BEGIN RECORDED INFORMATION
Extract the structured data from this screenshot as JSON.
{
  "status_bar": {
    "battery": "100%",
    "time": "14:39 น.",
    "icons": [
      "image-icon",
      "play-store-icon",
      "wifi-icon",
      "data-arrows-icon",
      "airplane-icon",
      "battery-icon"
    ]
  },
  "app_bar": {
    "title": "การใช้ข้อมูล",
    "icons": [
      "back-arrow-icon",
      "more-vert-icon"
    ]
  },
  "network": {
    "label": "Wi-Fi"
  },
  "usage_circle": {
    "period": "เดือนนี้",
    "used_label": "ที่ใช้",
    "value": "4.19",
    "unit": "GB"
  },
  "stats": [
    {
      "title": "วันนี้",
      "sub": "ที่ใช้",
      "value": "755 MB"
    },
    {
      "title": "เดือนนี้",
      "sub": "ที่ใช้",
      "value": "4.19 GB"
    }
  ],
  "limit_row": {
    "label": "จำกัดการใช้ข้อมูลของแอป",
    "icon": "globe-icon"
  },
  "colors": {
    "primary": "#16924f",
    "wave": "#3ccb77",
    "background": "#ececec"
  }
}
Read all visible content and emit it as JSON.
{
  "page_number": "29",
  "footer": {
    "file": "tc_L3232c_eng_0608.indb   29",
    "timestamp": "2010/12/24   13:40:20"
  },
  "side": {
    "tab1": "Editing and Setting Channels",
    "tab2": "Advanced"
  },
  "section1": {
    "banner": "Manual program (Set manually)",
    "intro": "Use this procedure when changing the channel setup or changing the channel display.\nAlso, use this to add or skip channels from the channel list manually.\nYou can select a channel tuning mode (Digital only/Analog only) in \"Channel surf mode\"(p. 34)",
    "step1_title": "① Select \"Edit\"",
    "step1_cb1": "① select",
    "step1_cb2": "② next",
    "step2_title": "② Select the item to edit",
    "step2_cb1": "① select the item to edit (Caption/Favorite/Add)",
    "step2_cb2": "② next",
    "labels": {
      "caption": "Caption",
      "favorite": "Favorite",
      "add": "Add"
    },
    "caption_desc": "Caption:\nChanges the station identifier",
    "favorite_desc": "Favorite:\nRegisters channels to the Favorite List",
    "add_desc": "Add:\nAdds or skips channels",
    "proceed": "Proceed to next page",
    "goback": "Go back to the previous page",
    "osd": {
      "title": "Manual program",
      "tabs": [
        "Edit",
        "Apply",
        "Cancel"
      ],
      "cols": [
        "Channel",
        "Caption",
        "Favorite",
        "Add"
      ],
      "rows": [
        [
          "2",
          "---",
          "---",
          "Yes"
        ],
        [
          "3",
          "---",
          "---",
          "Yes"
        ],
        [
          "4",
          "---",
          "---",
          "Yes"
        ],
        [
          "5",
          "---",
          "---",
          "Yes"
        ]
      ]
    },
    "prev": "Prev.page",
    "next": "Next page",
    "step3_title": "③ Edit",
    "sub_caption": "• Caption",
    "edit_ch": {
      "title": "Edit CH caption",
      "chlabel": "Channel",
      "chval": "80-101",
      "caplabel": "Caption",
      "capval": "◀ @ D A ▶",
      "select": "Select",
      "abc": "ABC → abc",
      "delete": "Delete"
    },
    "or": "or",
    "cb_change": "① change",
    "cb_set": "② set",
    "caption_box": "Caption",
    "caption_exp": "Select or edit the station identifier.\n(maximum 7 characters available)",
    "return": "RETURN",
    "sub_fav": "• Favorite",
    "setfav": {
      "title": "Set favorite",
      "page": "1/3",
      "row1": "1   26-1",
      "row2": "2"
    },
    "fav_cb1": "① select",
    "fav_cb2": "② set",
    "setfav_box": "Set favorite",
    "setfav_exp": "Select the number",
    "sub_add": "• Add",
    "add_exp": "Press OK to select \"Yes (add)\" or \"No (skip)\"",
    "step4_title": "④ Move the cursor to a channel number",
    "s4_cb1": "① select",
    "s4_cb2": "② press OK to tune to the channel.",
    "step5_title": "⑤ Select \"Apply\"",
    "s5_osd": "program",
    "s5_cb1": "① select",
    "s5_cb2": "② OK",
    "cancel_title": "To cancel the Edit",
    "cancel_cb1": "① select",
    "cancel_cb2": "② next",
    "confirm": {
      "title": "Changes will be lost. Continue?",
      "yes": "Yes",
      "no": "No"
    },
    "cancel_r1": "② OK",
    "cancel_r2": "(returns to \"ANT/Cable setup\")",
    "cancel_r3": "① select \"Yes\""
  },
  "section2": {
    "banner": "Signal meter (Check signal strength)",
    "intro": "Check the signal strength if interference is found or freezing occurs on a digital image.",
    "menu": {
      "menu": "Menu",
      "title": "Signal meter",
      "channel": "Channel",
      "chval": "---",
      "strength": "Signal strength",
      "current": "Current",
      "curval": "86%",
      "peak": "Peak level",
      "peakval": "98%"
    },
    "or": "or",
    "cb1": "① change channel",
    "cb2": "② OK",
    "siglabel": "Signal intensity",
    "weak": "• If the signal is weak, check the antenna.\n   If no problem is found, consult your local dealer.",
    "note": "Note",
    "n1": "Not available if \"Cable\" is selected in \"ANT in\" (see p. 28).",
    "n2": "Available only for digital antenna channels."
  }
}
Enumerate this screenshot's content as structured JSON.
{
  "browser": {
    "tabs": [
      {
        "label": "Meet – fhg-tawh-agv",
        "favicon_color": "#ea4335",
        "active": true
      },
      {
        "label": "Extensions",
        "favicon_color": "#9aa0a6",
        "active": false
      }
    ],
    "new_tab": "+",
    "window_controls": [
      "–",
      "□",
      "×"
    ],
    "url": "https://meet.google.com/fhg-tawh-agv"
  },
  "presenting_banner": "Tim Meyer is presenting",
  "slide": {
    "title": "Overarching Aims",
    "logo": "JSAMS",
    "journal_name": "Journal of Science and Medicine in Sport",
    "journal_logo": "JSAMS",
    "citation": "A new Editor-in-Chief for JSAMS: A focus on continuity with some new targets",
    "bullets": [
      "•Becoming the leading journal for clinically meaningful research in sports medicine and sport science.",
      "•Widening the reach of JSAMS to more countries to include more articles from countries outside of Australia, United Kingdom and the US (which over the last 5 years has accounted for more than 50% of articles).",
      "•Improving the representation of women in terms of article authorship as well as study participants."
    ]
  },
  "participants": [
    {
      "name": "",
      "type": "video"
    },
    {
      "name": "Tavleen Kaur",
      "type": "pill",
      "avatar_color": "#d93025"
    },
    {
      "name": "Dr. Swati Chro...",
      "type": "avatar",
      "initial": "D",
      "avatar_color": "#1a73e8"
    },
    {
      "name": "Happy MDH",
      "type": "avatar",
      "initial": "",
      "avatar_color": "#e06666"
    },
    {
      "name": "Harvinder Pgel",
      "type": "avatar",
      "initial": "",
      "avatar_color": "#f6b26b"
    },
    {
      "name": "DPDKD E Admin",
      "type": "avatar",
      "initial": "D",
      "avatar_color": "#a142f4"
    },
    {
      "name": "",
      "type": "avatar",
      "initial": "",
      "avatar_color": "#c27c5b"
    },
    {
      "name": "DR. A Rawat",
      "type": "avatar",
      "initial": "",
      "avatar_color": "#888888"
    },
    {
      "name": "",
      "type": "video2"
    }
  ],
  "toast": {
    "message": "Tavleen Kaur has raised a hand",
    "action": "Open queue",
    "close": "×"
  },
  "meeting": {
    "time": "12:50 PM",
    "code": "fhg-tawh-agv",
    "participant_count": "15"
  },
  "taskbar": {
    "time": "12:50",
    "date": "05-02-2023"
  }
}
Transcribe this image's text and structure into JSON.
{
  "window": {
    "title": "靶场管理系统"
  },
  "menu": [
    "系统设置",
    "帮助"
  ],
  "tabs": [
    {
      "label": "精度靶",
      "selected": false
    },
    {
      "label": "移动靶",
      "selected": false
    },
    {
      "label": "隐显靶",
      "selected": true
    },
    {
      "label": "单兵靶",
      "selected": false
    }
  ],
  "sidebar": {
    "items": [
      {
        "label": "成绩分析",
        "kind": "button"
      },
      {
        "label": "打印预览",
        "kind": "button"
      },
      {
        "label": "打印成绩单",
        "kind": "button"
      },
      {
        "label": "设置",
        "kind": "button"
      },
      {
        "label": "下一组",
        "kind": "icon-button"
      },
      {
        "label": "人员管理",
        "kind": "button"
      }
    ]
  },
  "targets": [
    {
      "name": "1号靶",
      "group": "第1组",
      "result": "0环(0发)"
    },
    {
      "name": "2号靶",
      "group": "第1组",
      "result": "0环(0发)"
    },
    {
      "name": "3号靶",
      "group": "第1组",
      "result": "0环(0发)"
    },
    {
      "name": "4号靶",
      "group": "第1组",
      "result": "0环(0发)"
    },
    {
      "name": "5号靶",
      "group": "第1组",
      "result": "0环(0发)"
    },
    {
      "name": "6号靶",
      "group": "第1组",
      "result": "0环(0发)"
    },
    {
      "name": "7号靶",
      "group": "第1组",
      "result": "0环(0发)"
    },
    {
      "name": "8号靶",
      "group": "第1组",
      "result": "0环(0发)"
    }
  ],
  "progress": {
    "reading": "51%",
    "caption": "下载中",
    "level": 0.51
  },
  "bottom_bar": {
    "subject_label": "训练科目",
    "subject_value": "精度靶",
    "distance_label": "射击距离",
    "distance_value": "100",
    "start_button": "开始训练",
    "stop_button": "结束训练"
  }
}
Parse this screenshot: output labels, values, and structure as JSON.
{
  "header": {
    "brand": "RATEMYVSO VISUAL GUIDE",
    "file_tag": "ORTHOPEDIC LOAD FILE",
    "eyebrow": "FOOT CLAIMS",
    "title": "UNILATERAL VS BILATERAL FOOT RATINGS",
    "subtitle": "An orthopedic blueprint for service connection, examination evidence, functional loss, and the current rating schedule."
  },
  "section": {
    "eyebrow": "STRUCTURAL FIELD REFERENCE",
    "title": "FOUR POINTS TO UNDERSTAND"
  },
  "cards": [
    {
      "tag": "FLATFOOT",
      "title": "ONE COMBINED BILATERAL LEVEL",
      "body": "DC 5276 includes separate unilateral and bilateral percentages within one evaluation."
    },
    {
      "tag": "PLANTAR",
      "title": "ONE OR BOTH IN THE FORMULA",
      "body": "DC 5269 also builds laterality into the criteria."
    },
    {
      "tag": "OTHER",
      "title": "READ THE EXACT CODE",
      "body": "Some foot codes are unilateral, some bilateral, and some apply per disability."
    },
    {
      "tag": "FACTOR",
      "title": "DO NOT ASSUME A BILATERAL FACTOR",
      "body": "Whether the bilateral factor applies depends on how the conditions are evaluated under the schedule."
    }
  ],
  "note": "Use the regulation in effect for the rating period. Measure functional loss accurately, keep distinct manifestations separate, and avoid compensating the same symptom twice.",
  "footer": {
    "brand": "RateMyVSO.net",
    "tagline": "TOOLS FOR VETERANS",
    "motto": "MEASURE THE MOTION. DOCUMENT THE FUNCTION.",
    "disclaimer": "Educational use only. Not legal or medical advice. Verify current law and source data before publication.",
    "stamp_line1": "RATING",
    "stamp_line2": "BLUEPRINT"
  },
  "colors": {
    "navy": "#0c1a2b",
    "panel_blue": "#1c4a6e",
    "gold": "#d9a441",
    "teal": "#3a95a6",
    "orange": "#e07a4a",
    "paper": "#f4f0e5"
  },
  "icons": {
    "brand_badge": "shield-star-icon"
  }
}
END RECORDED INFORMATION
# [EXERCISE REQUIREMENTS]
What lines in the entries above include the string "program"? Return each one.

# [WRITTEN ANSWER]
    "banner": "Manual program (Set manually)",
      "title": "Manual program",
    "s5_osd": "program",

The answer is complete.